*** Opening of Exercise material ***

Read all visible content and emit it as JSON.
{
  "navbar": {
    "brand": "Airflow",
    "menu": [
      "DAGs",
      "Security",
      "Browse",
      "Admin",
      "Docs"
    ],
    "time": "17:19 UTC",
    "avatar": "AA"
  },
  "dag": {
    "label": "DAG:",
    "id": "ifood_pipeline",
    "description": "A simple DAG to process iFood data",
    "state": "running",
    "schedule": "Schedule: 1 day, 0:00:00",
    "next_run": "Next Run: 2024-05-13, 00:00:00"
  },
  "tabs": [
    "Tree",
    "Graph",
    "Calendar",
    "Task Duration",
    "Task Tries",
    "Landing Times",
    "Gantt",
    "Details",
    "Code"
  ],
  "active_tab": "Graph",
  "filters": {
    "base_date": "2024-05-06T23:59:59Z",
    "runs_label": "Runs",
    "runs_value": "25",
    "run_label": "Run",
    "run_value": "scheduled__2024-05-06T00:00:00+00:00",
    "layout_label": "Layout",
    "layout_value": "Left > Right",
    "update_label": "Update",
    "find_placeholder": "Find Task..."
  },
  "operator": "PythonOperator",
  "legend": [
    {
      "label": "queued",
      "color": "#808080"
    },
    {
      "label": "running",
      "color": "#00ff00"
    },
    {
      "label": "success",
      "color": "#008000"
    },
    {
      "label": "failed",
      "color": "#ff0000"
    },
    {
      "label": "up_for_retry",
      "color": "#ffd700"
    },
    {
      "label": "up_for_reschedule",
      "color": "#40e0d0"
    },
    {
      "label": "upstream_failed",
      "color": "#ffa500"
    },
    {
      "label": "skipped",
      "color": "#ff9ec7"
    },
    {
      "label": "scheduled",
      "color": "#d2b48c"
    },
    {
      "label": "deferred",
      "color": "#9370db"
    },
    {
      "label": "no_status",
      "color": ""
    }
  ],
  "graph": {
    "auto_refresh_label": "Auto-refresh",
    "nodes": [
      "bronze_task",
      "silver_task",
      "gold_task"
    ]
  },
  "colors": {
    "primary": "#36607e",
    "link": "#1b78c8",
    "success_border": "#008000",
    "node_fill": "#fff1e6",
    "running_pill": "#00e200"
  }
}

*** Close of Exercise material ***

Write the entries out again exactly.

◆ **Answer below**:
Read all visible content and emit it as JSON.
{
  "navbar": {
    "brand": "Airflow",
    "menu": [
      "DAGs",
      "Security",
      "Browse",
      "Admin",
      "Docs"
    ],
    "time": "17:19 UTC",
    "avatar": "AA"
  },
  "dag": {
    "label": "DAG:",
    "id": "ifood_pipeline",
    "description": "A simple DAG to process iFood data",
    "state": "running",
    "schedule": "Schedule: 1 day, 0:00:00",
    "next_run": "Next Run: 2024-05-13, 00:00:00"
  },
  "tabs": [
    "Tree",
    "Graph",
    "Calendar",
    "Task Duration",
    "Task Tries",
    "Landing Times",
    "Gantt",
    "Details",
    "Code"
  ],
  "active_tab": "Graph",
  "filters": {
    "base_date": "2024-05-06T23:59:59Z",
    "runs_label": "Runs",
    "runs_value": "25",
    "run_label": "Run",
    "run_value": "scheduled__2024-05-06T00:00:00+00:00",
    "layout_label": "Layout",
    "layout_value": "Left > Right",
    "update_label": "Update",
    "find_placeholder": "Find Task..."
  },
  "operator": "PythonOperator",
  "legend": [
    {
      "label": "queued",
      "color": "#808080"
    },
    {
      "label": "running",
      "color": "#00ff00"
    },
    {
      "label": "success",
      "color": "#008000"
    },
    {
      "label": "failed",
      "color": "#ff0000"
    },
    {
      "label": "up_for_retry",
      "color": "#ffd700"
    },
    {
      "label": "up_for_reschedule",
      "color": "#40e0d0"
    },
    {
      "label": "upstream_failed",
      "color": "#ffa500"
    },
    {
      "label": "skipped",
      "color": "#ff9ec7"
    },
    {
      "label": "scheduled",
      "color": "#d2b48c"
    },
    {
      "label": "deferred",
      "color": "#9370db"
    },
    {
      "label": "no_status",
      "color": ""
    }
  ],
  "graph": {
    "auto_refresh_label": "Auto-refresh",
    "nodes": [
      "bronze_task",
      "silver_task",
      "gold_task"
    ]
  },
  "colors": {
    "primary": "#36607e",
    "link": "#1b78c8",
    "success_border": "#008000",
    "node_fill": "#fff1e6",
    "running_pill": "#00e200"
  }
}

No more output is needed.